(INFORMATION):
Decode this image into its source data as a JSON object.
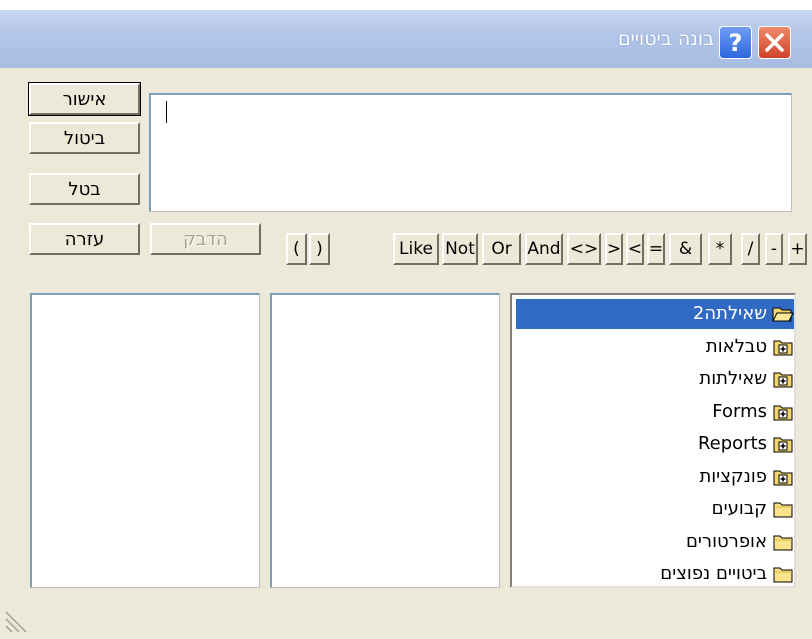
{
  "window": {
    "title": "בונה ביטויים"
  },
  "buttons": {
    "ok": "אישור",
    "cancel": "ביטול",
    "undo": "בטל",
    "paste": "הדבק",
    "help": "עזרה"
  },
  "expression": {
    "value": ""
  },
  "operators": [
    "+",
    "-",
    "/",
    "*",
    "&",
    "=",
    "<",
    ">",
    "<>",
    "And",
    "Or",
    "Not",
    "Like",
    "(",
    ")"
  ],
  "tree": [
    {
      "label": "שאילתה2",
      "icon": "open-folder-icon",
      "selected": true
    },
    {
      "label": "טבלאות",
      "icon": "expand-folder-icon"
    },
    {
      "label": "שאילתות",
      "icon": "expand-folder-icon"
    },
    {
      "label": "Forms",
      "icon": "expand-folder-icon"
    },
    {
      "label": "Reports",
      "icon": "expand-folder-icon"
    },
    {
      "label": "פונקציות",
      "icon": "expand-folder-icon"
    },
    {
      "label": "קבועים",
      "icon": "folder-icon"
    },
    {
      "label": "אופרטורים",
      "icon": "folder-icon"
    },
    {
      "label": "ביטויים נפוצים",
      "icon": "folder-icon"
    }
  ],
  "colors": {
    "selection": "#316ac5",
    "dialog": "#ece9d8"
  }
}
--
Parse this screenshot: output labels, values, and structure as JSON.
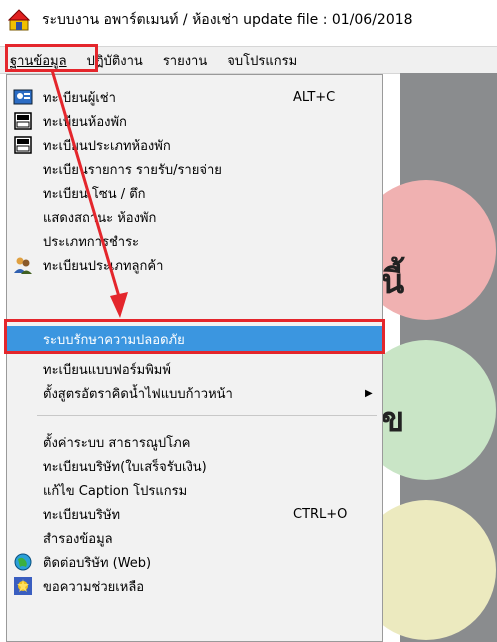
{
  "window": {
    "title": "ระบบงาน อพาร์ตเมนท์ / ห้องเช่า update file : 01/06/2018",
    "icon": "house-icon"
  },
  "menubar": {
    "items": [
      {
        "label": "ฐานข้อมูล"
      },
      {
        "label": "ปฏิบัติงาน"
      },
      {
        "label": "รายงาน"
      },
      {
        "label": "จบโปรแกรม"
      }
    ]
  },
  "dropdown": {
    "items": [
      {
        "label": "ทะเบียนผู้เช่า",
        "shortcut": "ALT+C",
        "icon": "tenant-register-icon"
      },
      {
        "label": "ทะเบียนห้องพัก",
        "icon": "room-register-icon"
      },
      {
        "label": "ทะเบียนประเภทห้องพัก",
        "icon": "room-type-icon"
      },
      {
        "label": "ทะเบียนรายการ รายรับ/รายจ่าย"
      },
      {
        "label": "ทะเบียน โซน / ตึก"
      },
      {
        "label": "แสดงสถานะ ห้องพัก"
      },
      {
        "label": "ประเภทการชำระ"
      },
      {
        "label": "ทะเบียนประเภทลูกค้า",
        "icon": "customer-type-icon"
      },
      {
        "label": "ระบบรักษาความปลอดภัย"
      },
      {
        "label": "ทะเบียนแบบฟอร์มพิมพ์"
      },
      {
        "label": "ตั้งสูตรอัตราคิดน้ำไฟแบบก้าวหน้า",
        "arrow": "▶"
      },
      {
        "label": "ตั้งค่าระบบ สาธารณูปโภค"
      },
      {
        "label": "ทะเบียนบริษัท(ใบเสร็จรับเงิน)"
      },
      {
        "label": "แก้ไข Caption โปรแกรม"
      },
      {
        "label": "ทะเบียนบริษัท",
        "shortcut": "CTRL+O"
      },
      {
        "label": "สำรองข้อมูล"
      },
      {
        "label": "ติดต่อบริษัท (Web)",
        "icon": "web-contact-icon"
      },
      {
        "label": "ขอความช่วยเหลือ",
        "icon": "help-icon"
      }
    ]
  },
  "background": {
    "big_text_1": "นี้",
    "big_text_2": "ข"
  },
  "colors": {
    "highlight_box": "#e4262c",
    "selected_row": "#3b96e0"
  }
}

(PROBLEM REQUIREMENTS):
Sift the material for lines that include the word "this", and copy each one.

(ANSWER BOX):
Decode this image into its source data as a JSON object.
Parse this screenshot: output labels, values, and structure as JSON.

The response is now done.